• What is required
The result should be every line in the data below that carries the string "Loaf".

(Interface dataset entries)
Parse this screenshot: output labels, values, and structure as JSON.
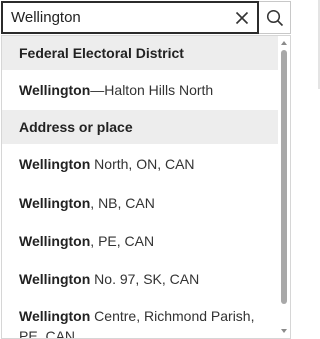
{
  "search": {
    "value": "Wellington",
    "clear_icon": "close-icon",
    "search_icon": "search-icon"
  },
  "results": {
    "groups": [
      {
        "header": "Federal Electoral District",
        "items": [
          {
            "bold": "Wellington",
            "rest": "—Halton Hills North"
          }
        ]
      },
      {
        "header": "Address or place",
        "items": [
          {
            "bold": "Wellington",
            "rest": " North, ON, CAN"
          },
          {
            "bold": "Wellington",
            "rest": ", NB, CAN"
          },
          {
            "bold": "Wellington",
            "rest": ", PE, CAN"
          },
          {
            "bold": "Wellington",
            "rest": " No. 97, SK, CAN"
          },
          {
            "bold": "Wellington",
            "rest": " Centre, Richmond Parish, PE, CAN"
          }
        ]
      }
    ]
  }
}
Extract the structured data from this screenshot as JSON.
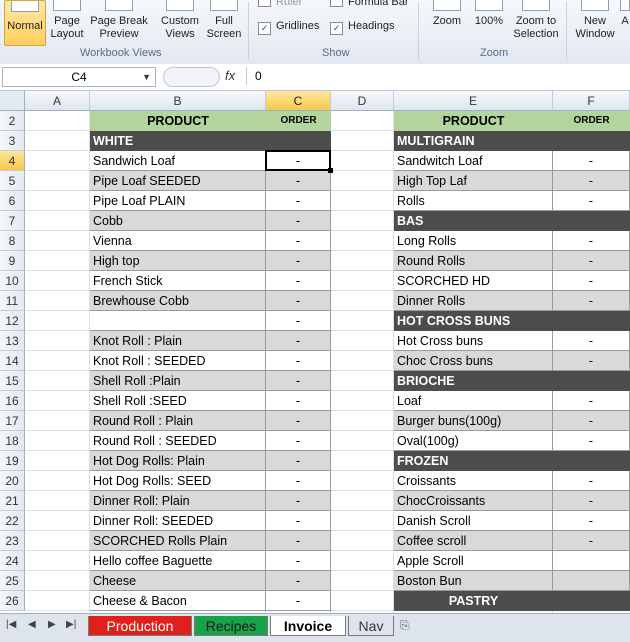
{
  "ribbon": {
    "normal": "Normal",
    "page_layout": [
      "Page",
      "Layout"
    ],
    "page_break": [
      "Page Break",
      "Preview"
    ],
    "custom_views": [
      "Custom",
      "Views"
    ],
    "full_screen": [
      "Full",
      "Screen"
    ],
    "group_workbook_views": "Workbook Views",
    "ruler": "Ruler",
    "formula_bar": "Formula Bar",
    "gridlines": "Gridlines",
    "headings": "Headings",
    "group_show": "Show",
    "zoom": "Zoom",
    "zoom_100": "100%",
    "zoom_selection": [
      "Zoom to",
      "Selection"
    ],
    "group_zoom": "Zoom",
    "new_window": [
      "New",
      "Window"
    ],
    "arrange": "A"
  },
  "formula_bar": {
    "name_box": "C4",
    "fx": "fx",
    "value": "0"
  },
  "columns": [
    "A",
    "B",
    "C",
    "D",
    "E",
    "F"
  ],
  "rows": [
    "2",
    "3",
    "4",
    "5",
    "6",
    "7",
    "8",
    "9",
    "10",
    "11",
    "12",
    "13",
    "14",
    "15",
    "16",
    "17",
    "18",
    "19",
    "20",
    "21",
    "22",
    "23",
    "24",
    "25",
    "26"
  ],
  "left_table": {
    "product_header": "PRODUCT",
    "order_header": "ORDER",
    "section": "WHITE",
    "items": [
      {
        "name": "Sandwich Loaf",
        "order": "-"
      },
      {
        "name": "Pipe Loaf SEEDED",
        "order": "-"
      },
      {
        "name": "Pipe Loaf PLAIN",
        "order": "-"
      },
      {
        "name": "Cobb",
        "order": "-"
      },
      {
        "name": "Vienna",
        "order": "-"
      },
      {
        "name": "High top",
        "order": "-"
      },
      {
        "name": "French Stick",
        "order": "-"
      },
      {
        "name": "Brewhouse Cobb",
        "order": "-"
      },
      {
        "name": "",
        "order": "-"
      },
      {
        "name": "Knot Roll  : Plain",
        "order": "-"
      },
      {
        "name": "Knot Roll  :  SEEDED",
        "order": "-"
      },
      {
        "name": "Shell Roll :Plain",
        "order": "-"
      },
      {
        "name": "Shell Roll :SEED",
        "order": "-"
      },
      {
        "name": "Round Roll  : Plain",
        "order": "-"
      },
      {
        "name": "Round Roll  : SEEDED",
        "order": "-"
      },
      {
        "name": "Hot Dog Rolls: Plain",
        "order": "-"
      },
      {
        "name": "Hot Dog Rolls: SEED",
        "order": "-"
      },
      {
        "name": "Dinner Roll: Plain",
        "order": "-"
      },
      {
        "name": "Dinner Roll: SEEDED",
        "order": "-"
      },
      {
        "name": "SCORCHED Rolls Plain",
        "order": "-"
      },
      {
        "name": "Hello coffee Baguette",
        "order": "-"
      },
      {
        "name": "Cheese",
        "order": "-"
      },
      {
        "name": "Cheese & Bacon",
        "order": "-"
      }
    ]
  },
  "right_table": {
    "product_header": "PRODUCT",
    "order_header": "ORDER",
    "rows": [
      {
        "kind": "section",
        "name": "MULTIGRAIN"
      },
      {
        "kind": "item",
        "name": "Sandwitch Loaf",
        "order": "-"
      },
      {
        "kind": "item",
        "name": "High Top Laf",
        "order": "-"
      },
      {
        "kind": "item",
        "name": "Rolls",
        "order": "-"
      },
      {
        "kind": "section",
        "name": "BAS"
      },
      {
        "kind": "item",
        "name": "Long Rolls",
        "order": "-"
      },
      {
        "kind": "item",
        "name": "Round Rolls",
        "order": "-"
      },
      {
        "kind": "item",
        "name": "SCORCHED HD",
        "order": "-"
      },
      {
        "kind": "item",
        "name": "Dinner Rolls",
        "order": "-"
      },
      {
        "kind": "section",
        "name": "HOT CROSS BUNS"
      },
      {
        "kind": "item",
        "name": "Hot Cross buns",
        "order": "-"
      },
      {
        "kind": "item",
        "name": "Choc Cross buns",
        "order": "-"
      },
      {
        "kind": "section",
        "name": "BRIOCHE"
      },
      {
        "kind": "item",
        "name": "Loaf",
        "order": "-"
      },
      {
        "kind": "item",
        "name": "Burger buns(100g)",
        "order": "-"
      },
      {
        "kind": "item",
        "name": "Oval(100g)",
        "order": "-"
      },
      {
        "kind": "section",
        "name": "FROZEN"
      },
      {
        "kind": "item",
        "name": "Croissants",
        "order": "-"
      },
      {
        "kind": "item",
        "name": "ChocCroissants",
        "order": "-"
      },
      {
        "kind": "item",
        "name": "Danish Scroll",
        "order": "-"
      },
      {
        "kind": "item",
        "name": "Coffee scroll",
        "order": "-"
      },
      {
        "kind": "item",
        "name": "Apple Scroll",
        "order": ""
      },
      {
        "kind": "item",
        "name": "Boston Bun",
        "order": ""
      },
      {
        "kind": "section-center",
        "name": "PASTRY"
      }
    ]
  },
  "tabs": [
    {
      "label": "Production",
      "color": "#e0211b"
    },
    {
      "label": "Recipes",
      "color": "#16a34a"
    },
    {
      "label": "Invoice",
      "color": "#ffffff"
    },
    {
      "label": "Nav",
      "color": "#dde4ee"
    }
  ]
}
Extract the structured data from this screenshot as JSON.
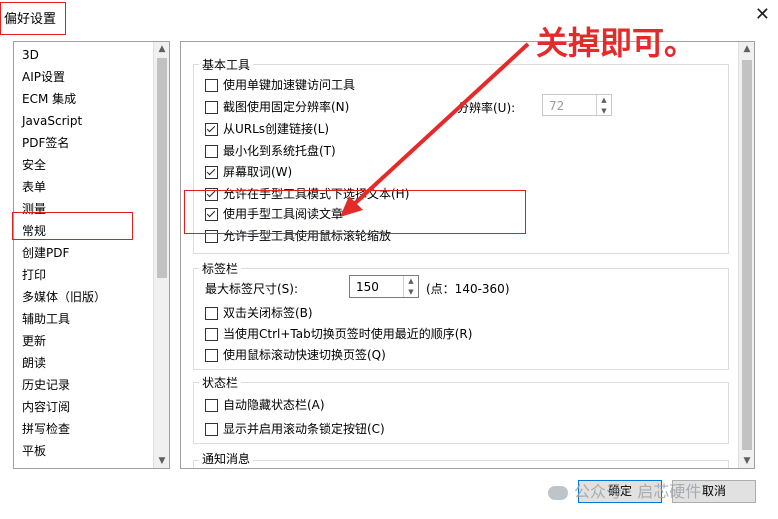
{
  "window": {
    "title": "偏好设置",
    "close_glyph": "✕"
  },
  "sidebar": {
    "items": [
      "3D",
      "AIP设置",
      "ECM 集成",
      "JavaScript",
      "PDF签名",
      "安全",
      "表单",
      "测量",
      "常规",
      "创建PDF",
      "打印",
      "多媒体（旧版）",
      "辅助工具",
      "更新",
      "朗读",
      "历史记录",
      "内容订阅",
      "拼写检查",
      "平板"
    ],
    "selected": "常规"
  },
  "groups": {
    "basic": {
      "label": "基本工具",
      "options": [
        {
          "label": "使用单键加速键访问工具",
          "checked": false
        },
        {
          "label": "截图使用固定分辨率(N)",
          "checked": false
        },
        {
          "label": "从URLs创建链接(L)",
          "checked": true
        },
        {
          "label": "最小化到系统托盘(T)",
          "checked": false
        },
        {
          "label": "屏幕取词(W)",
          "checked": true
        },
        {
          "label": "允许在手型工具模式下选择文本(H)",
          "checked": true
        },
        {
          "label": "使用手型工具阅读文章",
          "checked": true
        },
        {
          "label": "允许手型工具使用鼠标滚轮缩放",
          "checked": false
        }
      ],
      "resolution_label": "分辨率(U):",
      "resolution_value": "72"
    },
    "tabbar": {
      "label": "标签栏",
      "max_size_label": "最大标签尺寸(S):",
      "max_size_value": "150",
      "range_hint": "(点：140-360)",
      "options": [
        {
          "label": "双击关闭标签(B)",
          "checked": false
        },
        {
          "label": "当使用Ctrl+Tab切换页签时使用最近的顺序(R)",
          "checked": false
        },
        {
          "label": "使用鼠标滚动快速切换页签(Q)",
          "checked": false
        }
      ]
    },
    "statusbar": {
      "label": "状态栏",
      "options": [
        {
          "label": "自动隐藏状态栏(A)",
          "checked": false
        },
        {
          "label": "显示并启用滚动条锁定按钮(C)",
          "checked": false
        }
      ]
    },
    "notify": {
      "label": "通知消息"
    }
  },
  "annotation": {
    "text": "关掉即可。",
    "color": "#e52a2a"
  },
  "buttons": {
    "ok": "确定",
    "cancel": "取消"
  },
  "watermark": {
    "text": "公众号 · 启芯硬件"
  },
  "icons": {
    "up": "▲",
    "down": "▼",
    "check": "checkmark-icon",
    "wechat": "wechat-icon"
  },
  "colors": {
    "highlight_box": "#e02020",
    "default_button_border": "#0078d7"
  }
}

• Final answer
        "name": "Sandwich Loaf",
        "name": "Pipe Loaf SEEDED",
        "name": "Pipe Loaf PLAIN",
        "name": "Sandwitch Loaf",
        "name": "Loaf",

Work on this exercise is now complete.